**Items from a data source**
——

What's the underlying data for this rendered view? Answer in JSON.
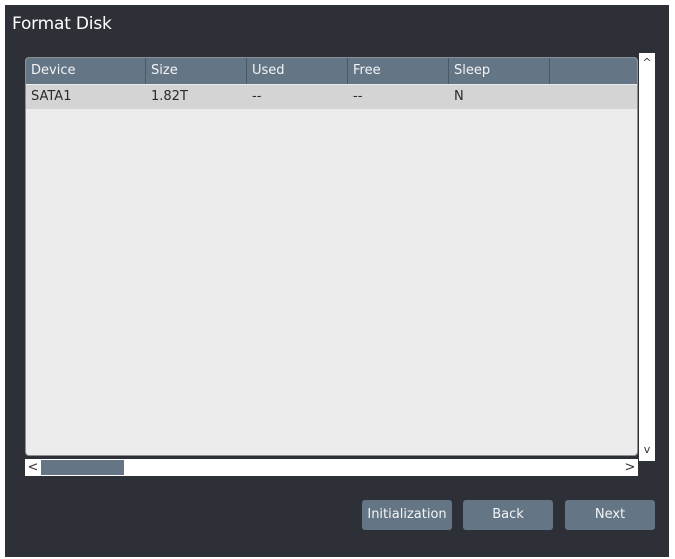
{
  "dialog": {
    "title": "Format Disk"
  },
  "table": {
    "columns": [
      "Device",
      "Size",
      "Used",
      "Free",
      "Sleep",
      ""
    ],
    "rows": [
      [
        "SATA1",
        "1.82T",
        "--",
        "--",
        "N"
      ]
    ]
  },
  "scrollbars": {
    "vertical_up_glyph": "^",
    "vertical_down_glyph": "v",
    "horizontal_left_glyph": "<",
    "horizontal_right_glyph": ">"
  },
  "buttons": {
    "initialization": "Initialization",
    "back": "Back",
    "next": "Next"
  },
  "colors": {
    "dialog_bg": "#2e3038",
    "accent": "#647585",
    "table_bg": "#ececec",
    "row_bg": "#d4d4d4"
  }
}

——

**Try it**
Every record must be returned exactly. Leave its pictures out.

**Your solution**
What's the underlying data for this rendered view? Answer in JSON.
{
  "dialog": {
    "title": "Format Disk"
  },
  "table": {
    "columns": [
      "Device",
      "Size",
      "Used",
      "Free",
      "Sleep",
      ""
    ],
    "rows": [
      [
        "SATA1",
        "1.82T",
        "--",
        "--",
        "N"
      ]
    ]
  },
  "scrollbars": {
    "vertical_up_glyph": "^",
    "vertical_down_glyph": "v",
    "horizontal_left_glyph": "<",
    "horizontal_right_glyph": ">"
  },
  "buttons": {
    "initialization": "Initialization",
    "back": "Back",
    "next": "Next"
  },
  "colors": {
    "dialog_bg": "#2e3038",
    "accent": "#647585",
    "table_bg": "#ececec",
    "row_bg": "#d4d4d4"
  }
}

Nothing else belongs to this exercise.